Talk to your staff and volunteers about the potential of an Electionpocalypse, and support them in taking steps, such as those outlined in this piece, to protect their work and well-being. For the latter, highlight whatever mental health resources you provide, for instance an Employee Assistance Program. Get your systems and processes ready for many employees and volunteers being unable to work at all or in part. Ensure there’s thorough cross-training, particularly for the most significant roles, in case of such disruptions.
How many resources would you require to address problems? Add them up, and multiply them by 30%. Then, go on to use those resources to prepare for this possibility.
Next, consider what problems you might face, and what resources you might need, if the Electoral College vote is indecisive, and this situation goes into early January.
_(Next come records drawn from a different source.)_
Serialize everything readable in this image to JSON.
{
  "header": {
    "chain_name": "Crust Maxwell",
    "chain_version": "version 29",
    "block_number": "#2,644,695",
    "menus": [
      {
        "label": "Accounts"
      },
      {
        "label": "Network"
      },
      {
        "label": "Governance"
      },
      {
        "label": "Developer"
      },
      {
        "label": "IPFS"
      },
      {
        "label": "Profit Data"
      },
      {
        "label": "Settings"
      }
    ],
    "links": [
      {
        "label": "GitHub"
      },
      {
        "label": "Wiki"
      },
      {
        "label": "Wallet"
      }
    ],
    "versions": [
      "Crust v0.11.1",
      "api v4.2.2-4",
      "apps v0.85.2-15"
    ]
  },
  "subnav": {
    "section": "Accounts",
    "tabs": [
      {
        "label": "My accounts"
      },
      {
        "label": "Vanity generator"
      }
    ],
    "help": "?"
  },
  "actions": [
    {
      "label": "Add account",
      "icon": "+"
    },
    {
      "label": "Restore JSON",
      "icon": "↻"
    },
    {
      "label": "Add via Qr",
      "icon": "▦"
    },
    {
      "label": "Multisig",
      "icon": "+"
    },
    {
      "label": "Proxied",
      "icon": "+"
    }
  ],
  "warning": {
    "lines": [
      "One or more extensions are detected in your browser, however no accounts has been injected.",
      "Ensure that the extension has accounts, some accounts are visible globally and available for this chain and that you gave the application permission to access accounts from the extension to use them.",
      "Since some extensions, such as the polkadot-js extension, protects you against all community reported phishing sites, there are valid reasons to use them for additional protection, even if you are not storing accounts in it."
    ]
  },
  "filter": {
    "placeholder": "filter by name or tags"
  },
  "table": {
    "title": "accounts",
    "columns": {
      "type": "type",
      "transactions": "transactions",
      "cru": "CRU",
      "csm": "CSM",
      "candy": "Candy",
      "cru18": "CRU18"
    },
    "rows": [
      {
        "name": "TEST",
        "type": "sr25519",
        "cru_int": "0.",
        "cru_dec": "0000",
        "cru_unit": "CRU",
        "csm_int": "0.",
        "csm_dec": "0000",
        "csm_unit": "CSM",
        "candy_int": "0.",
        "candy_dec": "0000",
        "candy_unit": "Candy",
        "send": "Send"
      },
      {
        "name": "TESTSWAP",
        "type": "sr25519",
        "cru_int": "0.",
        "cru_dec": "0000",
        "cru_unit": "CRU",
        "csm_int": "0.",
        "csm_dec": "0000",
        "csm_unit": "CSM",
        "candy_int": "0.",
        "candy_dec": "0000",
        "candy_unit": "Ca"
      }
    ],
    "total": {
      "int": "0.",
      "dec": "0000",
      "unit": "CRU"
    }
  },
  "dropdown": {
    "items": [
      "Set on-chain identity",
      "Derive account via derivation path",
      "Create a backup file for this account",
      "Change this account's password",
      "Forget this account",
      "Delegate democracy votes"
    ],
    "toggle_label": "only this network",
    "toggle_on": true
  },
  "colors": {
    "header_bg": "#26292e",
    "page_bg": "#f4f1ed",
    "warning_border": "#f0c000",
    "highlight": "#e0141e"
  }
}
Multiply these resources by 15%. Finally, evaluate the problems and resources needed if the House voting ends in an impasse and a constitutional crisis, and multiply these by 10%.
Using this approach, you distribute your problem-solving, opportunity-taking and resources across the different possibilities in accordance with your chosen evaluations. By doing so, you’re essentially buying insurance to protect yourself from election disaster.
Dr. Gleb Tsipursky is a thought leader in future-proofing, decision making and cognitive bias risk management in the future of work for nonprofit executives. He serves as the CEO of the boutique consultancy Disaster Avoidance Experts, which specializes in helping forward-looking nonprofit leaders avoid dangerous threats and missed opportunities.
As an author, he has written “The Blindspots Between Us: How to Overcome Unconscious Cognitive Bias and Build Better Relationships,” "Resilience: Adapt and Plan for the New Abnormal of the COVID-19 Coronavirus Pandemic" and Returning to the Office and Leading Hybrid and Remote Teams: A Manual on Benchmarking to Best Practices for Competitive Advantage.”
His expertise comes from more than 20 years of consulting, coaching, speaking and training on future-proofing, strategic decision-making and planning, and cognitive bias risk management. His clients include innovative startups, major nonprofits and Fortune 500 companies. His expertise also stems from his research background as a behavioral scientist, studying decision-making and risk management strategy over a 15-year span in academia. After getting a Ph.D at the University of North Carolina at Chapel Hill, he was appointed as a professor at The Ohio State University, publishing dozens of peer-reviewed articles in academic journals.